> What you have to do
Match on the string "msedgntp" in the entries below and return every matching line.

#### Recorded data

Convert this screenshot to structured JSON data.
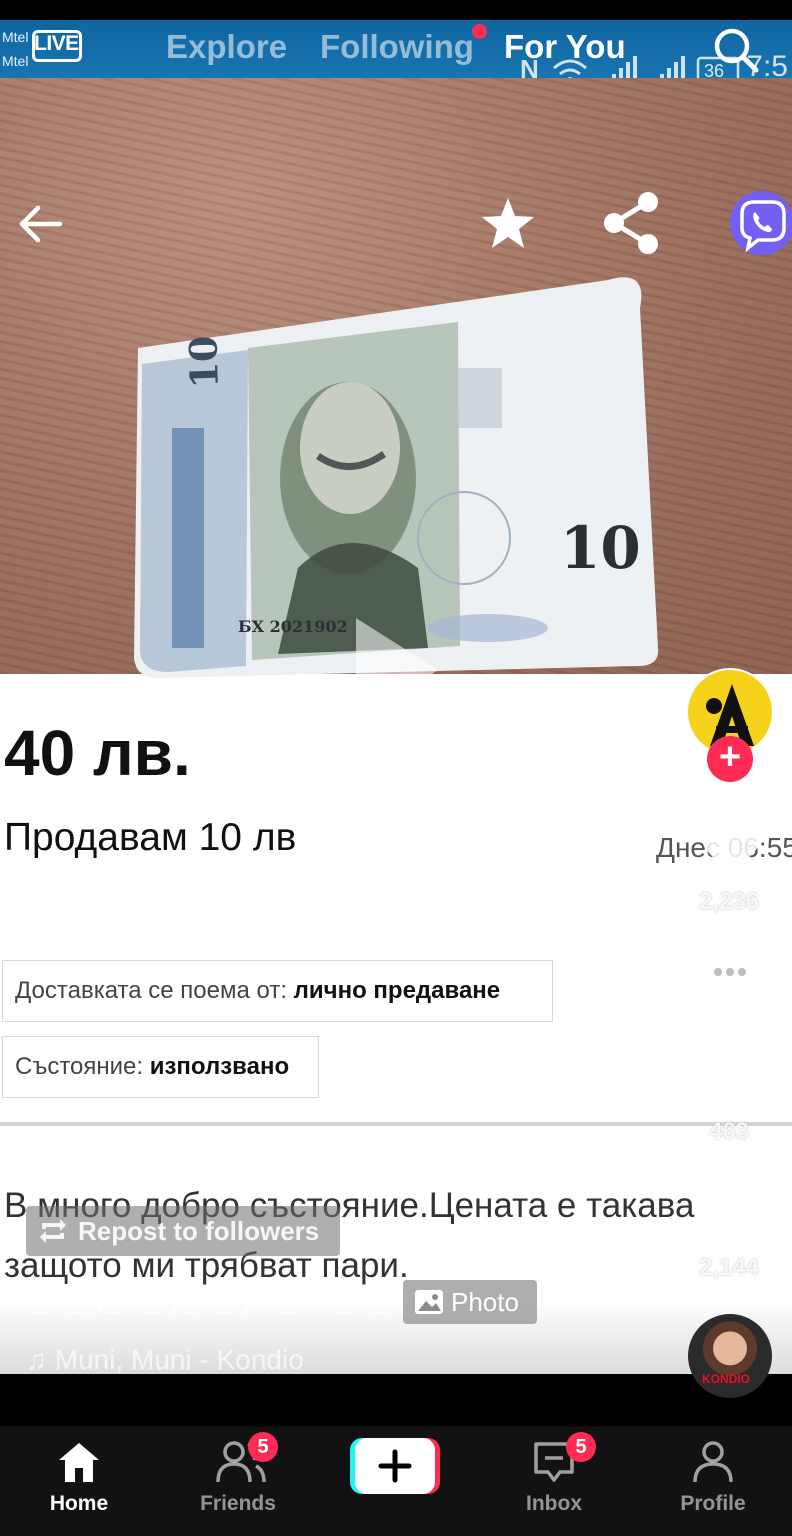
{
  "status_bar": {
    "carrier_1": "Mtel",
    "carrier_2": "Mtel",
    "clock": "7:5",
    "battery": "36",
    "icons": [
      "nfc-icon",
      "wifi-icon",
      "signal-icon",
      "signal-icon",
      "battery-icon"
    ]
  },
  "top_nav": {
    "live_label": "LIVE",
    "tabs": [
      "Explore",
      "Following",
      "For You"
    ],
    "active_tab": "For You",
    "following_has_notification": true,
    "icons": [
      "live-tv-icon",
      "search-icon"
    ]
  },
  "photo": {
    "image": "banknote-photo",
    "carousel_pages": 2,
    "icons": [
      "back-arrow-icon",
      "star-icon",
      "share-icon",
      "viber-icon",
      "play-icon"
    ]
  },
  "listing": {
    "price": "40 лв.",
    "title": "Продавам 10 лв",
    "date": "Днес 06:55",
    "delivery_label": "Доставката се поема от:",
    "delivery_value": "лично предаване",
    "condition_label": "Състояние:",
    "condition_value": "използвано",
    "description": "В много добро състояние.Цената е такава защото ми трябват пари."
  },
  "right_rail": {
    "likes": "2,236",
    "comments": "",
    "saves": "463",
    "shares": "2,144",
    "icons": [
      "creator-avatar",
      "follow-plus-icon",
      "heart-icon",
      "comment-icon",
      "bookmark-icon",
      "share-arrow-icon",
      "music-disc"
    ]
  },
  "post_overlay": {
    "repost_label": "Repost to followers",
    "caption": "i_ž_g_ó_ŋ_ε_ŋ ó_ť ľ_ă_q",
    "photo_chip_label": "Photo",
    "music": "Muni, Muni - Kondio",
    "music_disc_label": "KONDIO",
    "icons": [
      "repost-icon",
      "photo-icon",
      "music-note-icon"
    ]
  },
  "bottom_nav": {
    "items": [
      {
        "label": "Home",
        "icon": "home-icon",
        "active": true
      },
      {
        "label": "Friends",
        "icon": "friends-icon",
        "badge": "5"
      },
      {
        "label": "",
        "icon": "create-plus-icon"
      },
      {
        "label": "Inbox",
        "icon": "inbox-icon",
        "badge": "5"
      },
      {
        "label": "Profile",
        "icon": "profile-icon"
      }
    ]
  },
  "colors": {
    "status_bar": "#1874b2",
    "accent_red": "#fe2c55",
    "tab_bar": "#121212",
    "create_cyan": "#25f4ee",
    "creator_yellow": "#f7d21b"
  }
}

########
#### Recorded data

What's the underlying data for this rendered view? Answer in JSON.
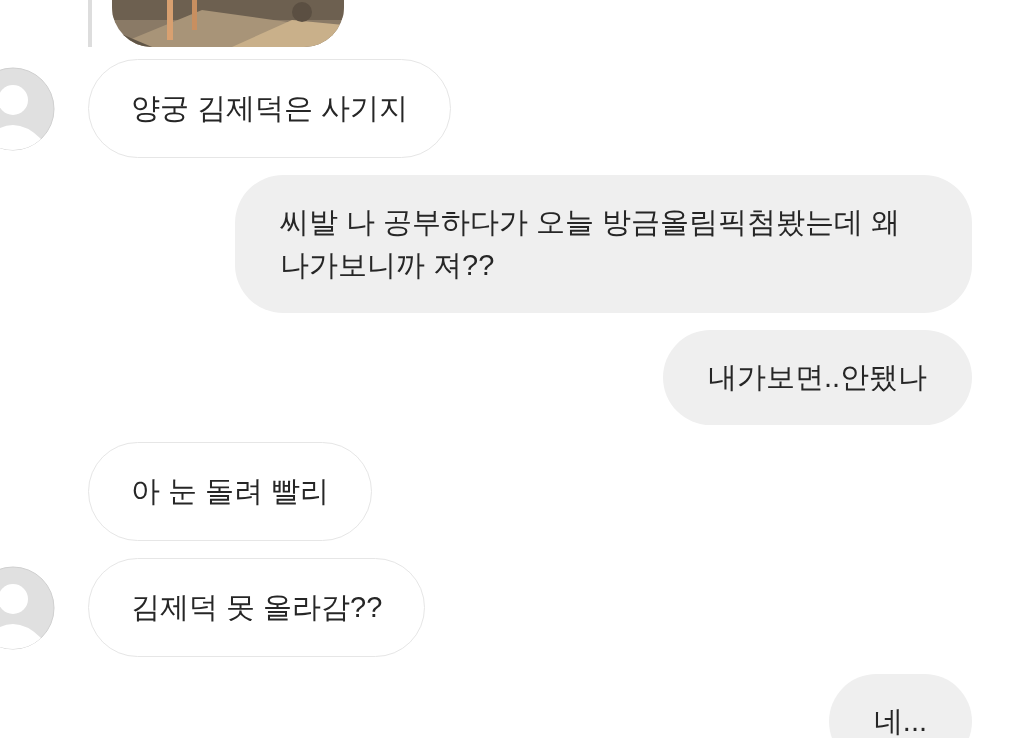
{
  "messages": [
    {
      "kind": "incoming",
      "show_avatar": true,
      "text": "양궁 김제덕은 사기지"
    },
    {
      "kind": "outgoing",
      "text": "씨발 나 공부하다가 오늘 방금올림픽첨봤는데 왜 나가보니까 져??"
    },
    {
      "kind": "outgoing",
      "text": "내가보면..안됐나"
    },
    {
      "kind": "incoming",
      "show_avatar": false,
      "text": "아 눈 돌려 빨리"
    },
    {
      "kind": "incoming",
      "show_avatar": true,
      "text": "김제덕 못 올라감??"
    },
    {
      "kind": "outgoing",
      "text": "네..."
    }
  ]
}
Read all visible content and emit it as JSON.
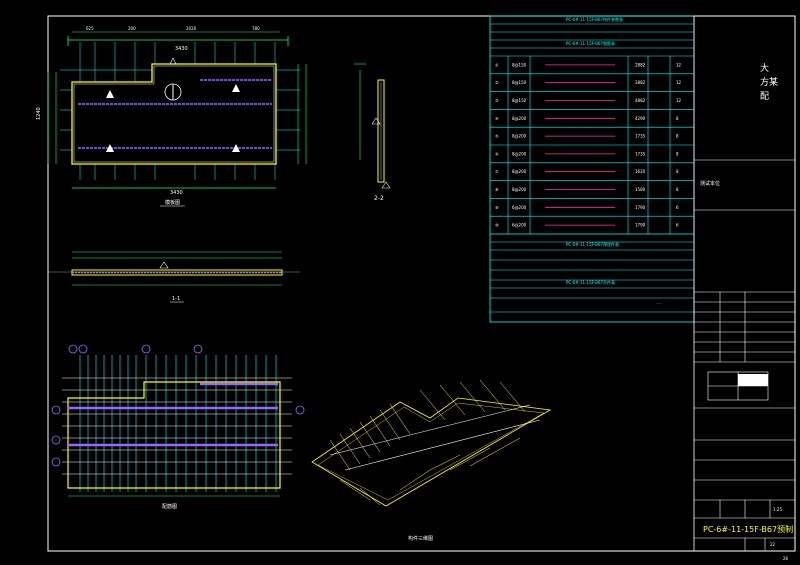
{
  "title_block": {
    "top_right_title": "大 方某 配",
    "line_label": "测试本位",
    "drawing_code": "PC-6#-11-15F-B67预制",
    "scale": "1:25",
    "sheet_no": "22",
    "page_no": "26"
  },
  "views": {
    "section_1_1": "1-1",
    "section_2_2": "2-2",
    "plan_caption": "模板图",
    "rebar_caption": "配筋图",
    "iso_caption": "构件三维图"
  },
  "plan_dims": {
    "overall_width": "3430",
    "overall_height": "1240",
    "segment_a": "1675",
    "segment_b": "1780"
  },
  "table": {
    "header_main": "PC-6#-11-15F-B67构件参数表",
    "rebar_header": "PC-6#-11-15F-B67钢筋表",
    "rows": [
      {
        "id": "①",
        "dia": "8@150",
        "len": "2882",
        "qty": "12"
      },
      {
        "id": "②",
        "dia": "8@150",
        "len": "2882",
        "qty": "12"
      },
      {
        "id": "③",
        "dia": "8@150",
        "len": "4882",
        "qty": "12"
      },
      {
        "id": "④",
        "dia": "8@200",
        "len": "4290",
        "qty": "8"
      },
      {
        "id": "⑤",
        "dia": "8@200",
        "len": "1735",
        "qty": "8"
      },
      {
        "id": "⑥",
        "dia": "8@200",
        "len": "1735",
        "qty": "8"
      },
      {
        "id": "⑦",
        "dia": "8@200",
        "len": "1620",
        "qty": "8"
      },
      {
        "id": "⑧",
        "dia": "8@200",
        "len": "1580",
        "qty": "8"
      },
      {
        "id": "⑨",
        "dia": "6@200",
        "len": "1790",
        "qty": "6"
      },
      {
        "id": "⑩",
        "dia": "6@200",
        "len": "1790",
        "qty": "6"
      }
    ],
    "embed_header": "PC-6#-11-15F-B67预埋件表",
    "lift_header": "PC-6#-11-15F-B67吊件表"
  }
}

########
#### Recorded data

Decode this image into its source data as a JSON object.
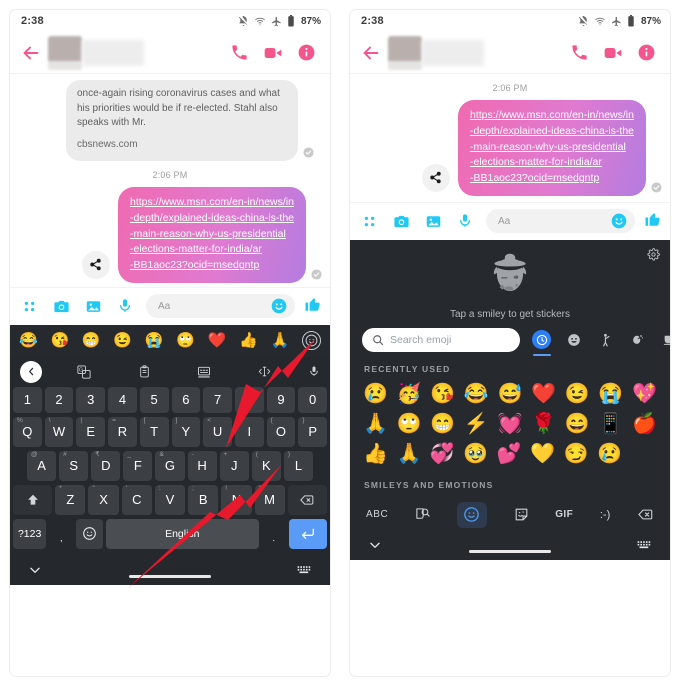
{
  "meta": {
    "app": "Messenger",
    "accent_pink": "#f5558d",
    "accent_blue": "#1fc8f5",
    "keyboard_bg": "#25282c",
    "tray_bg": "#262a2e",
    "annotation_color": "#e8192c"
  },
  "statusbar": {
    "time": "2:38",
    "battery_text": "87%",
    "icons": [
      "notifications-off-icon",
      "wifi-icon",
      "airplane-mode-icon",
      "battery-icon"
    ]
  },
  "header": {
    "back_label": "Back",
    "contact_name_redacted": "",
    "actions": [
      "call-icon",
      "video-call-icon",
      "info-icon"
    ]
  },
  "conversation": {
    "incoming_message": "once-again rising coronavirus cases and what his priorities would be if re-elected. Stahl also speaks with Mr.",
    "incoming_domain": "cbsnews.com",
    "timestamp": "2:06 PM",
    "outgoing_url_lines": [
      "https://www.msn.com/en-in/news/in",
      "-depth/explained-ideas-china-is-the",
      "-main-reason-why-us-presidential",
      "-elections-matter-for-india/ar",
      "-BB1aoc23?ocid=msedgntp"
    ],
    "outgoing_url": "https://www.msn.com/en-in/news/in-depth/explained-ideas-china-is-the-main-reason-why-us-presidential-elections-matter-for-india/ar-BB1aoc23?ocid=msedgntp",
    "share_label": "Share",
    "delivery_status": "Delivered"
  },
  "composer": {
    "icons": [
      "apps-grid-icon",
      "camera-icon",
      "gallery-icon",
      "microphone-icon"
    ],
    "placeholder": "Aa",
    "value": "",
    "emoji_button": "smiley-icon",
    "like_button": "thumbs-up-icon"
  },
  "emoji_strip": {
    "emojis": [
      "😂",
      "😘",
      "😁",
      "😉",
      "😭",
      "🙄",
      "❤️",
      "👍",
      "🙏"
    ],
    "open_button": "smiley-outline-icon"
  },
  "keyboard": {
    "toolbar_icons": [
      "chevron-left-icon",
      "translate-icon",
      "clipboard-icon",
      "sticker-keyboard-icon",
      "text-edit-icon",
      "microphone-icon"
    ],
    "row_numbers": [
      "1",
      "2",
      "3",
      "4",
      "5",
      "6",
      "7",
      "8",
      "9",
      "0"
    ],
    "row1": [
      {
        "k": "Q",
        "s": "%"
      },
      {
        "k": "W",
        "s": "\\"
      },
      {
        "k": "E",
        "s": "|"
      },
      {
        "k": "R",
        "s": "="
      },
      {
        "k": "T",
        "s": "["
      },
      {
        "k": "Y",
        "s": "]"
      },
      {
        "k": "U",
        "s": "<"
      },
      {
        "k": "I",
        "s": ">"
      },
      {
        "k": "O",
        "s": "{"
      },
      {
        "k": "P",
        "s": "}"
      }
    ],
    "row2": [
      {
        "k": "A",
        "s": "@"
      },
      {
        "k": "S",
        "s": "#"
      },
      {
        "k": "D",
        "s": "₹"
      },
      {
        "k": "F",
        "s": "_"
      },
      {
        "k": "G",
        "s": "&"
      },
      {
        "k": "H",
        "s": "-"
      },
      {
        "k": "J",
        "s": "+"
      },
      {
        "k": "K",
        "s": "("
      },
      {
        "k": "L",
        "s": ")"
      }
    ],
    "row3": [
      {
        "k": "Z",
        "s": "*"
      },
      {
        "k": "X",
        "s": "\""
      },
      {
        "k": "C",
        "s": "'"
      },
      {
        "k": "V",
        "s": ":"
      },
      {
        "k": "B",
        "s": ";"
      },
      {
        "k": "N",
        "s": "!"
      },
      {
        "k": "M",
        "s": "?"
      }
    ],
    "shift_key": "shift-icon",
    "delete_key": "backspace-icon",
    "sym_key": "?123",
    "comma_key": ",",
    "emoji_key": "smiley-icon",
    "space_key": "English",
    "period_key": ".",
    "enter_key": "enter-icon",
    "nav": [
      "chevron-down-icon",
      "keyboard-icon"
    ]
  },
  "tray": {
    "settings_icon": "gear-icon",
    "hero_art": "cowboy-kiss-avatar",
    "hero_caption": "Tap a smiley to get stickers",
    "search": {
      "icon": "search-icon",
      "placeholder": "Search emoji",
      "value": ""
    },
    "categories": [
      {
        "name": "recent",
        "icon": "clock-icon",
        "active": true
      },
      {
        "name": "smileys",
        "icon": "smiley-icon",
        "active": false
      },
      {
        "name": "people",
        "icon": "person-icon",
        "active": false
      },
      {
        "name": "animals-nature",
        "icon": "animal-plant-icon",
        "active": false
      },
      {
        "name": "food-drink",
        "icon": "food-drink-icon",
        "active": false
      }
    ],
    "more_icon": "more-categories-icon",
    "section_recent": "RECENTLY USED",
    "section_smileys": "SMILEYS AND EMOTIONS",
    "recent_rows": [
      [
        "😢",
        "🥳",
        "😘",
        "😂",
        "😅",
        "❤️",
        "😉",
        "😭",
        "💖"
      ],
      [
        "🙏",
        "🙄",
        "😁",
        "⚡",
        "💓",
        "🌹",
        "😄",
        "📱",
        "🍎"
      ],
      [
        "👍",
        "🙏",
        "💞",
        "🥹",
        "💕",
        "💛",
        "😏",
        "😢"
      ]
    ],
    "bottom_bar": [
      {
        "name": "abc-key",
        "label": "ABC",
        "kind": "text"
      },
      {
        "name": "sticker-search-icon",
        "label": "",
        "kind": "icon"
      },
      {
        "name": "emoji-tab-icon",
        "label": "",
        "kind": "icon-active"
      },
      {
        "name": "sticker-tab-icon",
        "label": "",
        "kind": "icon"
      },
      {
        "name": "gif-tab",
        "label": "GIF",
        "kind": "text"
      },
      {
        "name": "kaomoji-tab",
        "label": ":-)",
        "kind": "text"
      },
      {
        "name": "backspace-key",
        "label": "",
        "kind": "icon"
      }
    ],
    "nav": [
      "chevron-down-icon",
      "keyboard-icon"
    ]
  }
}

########

> Task solution
      "-BB1aoc23?ocid=msedgntp"
    "outgoing_url": "https://www.msn.com/en-in/news/in-depth/explained-ideas-china-is-the-main-reason-why-us-presidential-elections-matter-for-india/ar-BB1aoc23?ocid=msedgntp",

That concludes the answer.